[Items listed in a dataset]

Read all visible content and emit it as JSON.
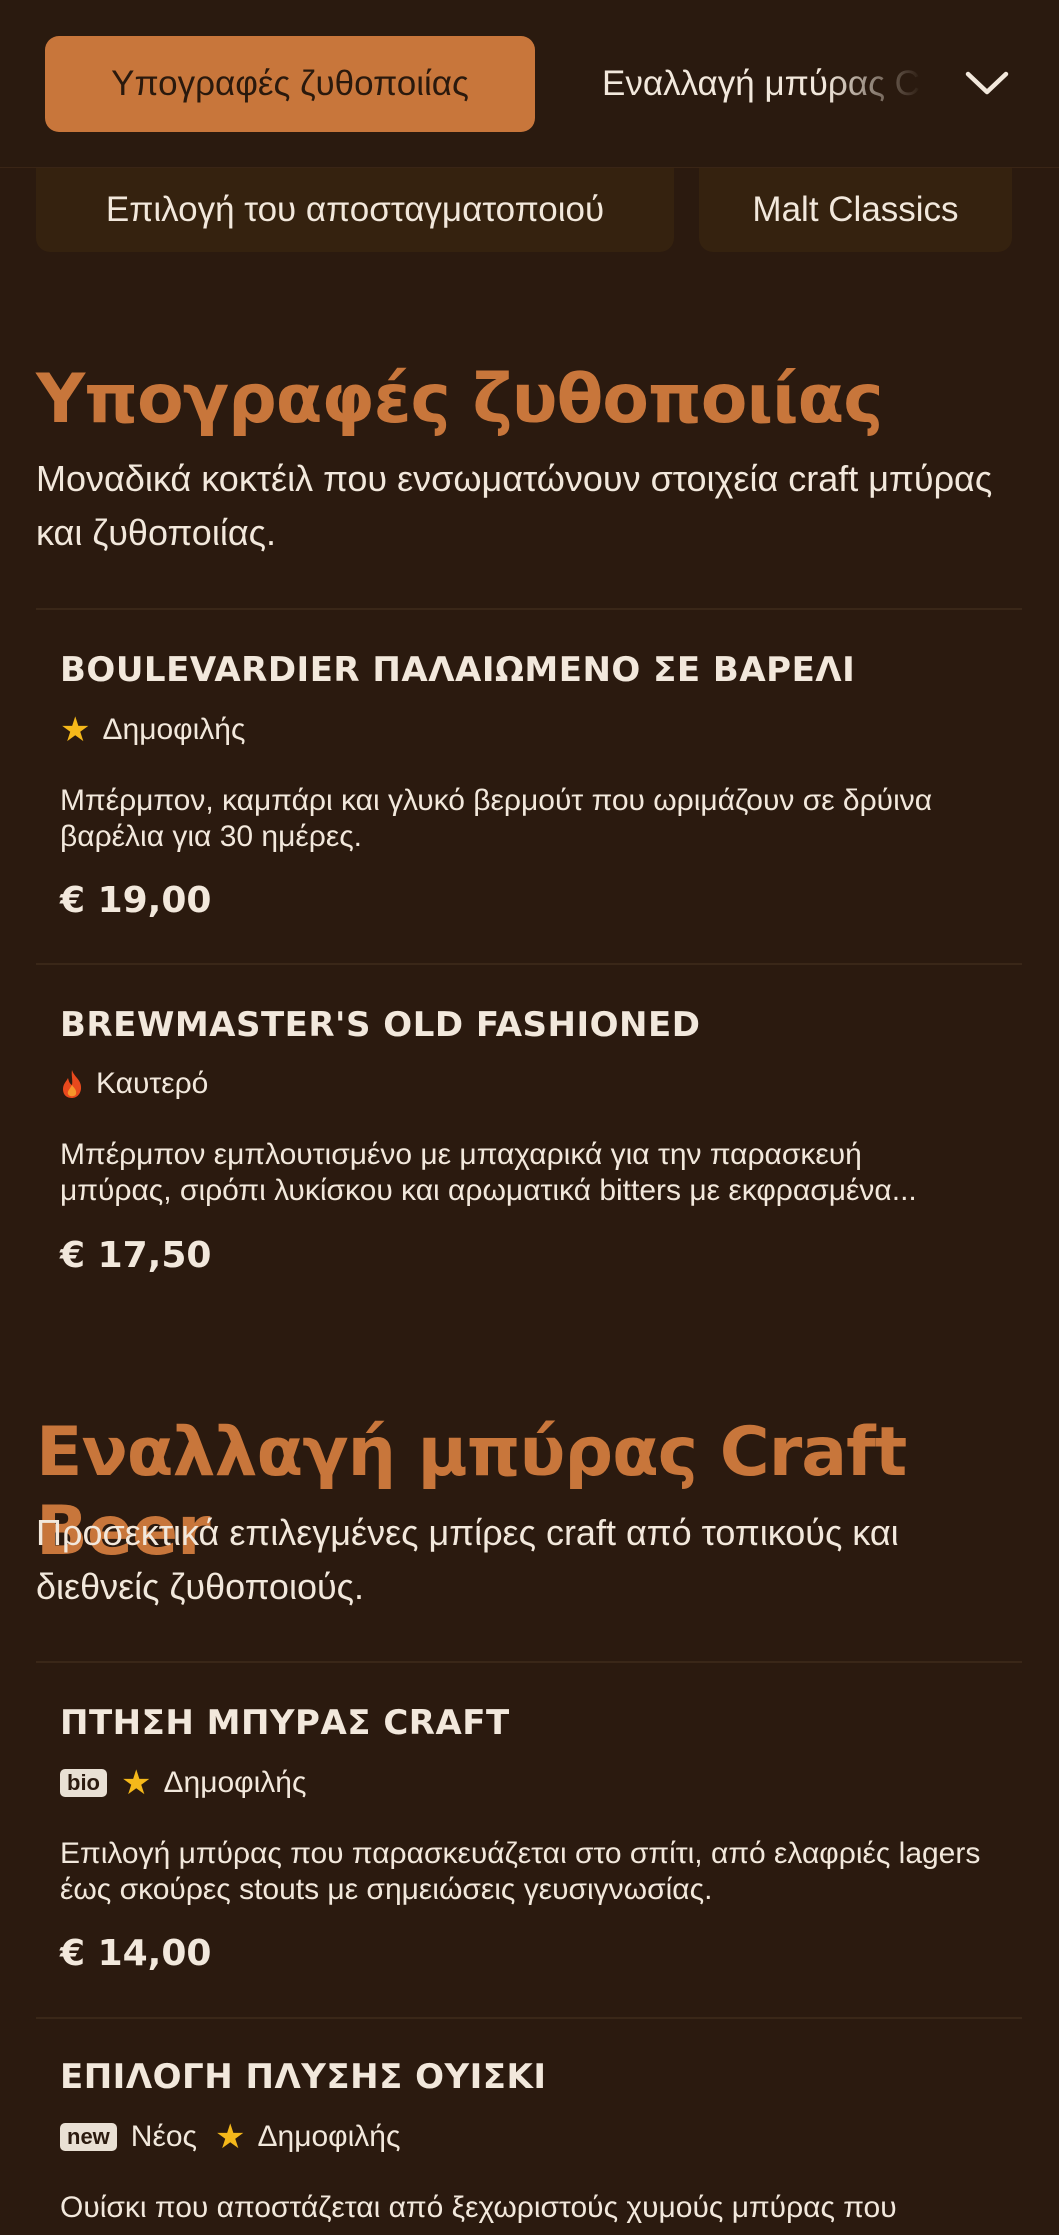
{
  "nav": {
    "active_tab": "Υπογραφές ζυθοποιίας",
    "next_tab": "Εναλλαγή μπύρας Craft Beer",
    "chips": [
      "Επιλογή του αποσταγματοποιού",
      "Malt Classics"
    ]
  },
  "sections": [
    {
      "title": "Υπογραφές ζυθοποιίας",
      "description": "Μοναδικά κοκτέιλ που ενσωματώνουν στοιχεία craft μπύρας και ζυθοποιίας.",
      "items": [
        {
          "name": "BOULEVARDIER ΠΑΛΑΙΩΜΕΝΟ ΣΕ ΒΑΡΕΛΙ",
          "tag": "Δημοφιλής",
          "description": "Μπέρμπον, καμπάρι και γλυκό βερμούτ που ωριμάζουν σε δρύινα βαρέλια για 30 ημέρες.",
          "price": "€ 19,00"
        },
        {
          "name": "BREWMASTER'S OLD FASHIONED",
          "tag": "Καυτερό",
          "description_line1": "Μπέρμπον εμπλουτισμένο με μπαχαρικά για την παρασκευή",
          "description_line2": "μπύρας, σιρόπι λυκίσκου και αρωματικά bitters με εκφρασμένα...",
          "price": "€ 17,50"
        }
      ]
    },
    {
      "title": "Εναλλαγή μπύρας Craft Beer",
      "description": "Προσεκτικά επιλεγμένες μπίρες craft από τοπικούς και διεθνείς ζυθοποιούς.",
      "items": [
        {
          "name": "ΠΤΗΣΗ ΜΠΥΡΑΣ CRAFT",
          "badge": "bio",
          "tag": "Δημοφιλής",
          "description": "Επιλογή μπύρας που παρασκευάζεται στο σπίτι, από ελαφριές lagers έως σκούρες stouts με σημειώσεις γευσιγνωσίας.",
          "price": "€ 14,00"
        },
        {
          "name": "ΕΠΙΛΟΓΗ ΠΛΥΣΗΣ ΟΥΙΣΚΙ",
          "badge": "new",
          "tag1": "Νέος",
          "tag2": "Δημοφιλής",
          "description": "Ουίσκι που αποστάζεται από ξεχωριστούς χυμούς μπύρας που"
        }
      ]
    }
  ],
  "colors": {
    "accent": "#c8763b",
    "background": "#2b1a0f",
    "star": "#f5b81a"
  }
}
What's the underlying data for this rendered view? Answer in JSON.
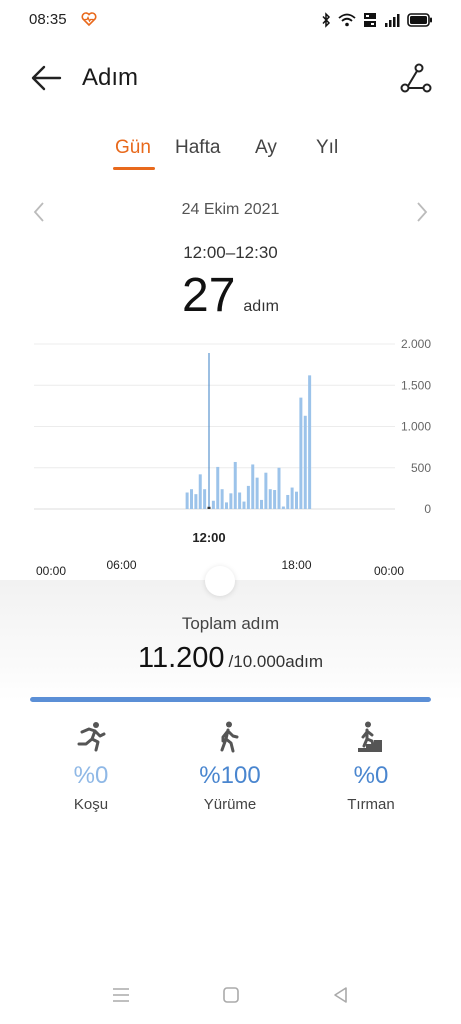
{
  "status_bar": {
    "time": "08:35",
    "icons": [
      "heart-pulse-icon",
      "bluetooth-icon",
      "wifi-icon",
      "volte-icon",
      "signal-icon",
      "battery-icon"
    ]
  },
  "header": {
    "title": "Adım",
    "back_icon": "arrow-left-icon",
    "share_icon": "route-share-icon"
  },
  "tabs": [
    {
      "label": "Gün",
      "active": true
    },
    {
      "label": "Hafta",
      "active": false
    },
    {
      "label": "Ay",
      "active": false
    },
    {
      "label": "Yıl",
      "active": false
    }
  ],
  "date_nav": {
    "date": "24 Ekim 2021"
  },
  "selection": {
    "range": "12:00–12:30",
    "value": "27",
    "unit": "adım"
  },
  "chart_data": {
    "type": "bar",
    "ylim": [
      0,
      2000
    ],
    "y_ticks": [
      "2.000",
      "1.500",
      "1.000",
      "500",
      "0"
    ],
    "x_ticks": [
      {
        "t": 0,
        "label": "00:00"
      },
      {
        "t": 6,
        "label": "06:00"
      },
      {
        "t": 18,
        "label": "18:00"
      },
      {
        "t": 24,
        "label": "00:00"
      }
    ],
    "selected_label": "12:00",
    "selected_t": 12.0,
    "bar_color": "#9cc3ea",
    "selected_color": "#3a7fc4",
    "bars": [
      {
        "t": 10.5,
        "v": 200
      },
      {
        "t": 10.8,
        "v": 240
      },
      {
        "t": 11.1,
        "v": 180
      },
      {
        "t": 11.4,
        "v": 420
      },
      {
        "t": 11.7,
        "v": 240
      },
      {
        "t": 12.0,
        "v": 27
      },
      {
        "t": 12.3,
        "v": 100
      },
      {
        "t": 12.6,
        "v": 510
      },
      {
        "t": 12.9,
        "v": 240
      },
      {
        "t": 13.2,
        "v": 80
      },
      {
        "t": 13.5,
        "v": 190
      },
      {
        "t": 13.8,
        "v": 570
      },
      {
        "t": 14.1,
        "v": 200
      },
      {
        "t": 14.4,
        "v": 90
      },
      {
        "t": 14.7,
        "v": 280
      },
      {
        "t": 15.0,
        "v": 540
      },
      {
        "t": 15.3,
        "v": 380
      },
      {
        "t": 15.6,
        "v": 110
      },
      {
        "t": 15.9,
        "v": 440
      },
      {
        "t": 16.2,
        "v": 240
      },
      {
        "t": 16.5,
        "v": 230
      },
      {
        "t": 16.8,
        "v": 500
      },
      {
        "t": 17.1,
        "v": 30
      },
      {
        "t": 17.4,
        "v": 170
      },
      {
        "t": 17.7,
        "v": 260
      },
      {
        "t": 18.0,
        "v": 210
      },
      {
        "t": 18.3,
        "v": 1350
      },
      {
        "t": 18.6,
        "v": 1130
      },
      {
        "t": 18.9,
        "v": 1620
      }
    ]
  },
  "summary": {
    "label": "Toplam adım",
    "total": "11.200",
    "goal": "/10.000adım",
    "progress": 1.0,
    "progress_color": "#5b8fd6"
  },
  "activities": [
    {
      "icon": "running-icon",
      "percent": "%0",
      "label": "Koşu",
      "color": "#8fb8e6"
    },
    {
      "icon": "walking-icon",
      "percent": "%100",
      "label": "Yürüme",
      "color": "#4a86cf"
    },
    {
      "icon": "climbing-icon",
      "percent": "%0",
      "label": "Tırman",
      "color": "#4a86cf"
    }
  ],
  "nav": {
    "icons": [
      "menu-icon",
      "home-square-icon",
      "back-triangle-icon"
    ]
  }
}
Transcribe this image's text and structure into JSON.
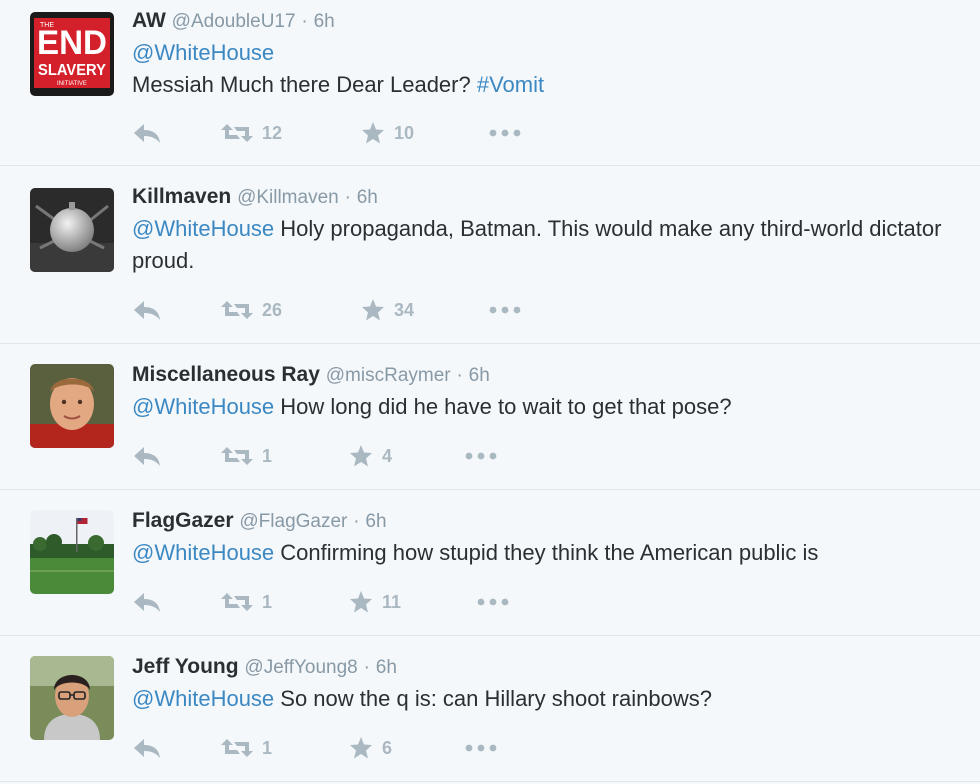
{
  "tweets": [
    {
      "name": "AW",
      "handle": "@AdoubleU17",
      "sep": "·",
      "time": "6h",
      "mention": "@WhiteHouse",
      "text": "Messiah Much there Dear Leader? ",
      "hashtag": "#Vomit",
      "retweets": "12",
      "favorites": "10",
      "avatar_text": {
        "end": "END",
        "slavery": "SLAVERY",
        "small": "THE",
        "initiative": "INITIATIVE"
      }
    },
    {
      "name": "Killmaven",
      "handle": "@Killmaven",
      "sep": "·",
      "time": "6h",
      "mention": "@WhiteHouse",
      "text": " Holy propaganda, Batman. This would make any third-world dictator proud.",
      "retweets": "26",
      "favorites": "34"
    },
    {
      "name": "Miscellaneous Ray",
      "handle": "@miscRaymer",
      "sep": "·",
      "time": "6h",
      "mention": "@WhiteHouse",
      "text": " How long did he have to wait to get that pose?",
      "retweets": "1",
      "favorites": "4"
    },
    {
      "name": "FlagGazer",
      "handle": "@FlagGazer",
      "sep": "·",
      "time": "6h",
      "mention": "@WhiteHouse",
      "text": " Confirming how stupid they think the American public is",
      "retweets": "1",
      "favorites": "11"
    },
    {
      "name": "Jeff Young",
      "handle": "@JeffYoung8",
      "sep": "·",
      "time": "6h",
      "mention": "@WhiteHouse",
      "text": " So now the q is: can Hillary shoot rainbows?",
      "retweets": "1",
      "favorites": "6"
    }
  ],
  "colors": {
    "link": "#3b88c3",
    "muted": "#8899a6",
    "icon": "#aab8c2",
    "background": "#f5f8fa"
  }
}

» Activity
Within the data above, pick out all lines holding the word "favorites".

» Solution to this task
      "favorites": "10",
      "favorites": "34"
      "favorites": "4"
      "favorites": "11"
      "favorites": "6"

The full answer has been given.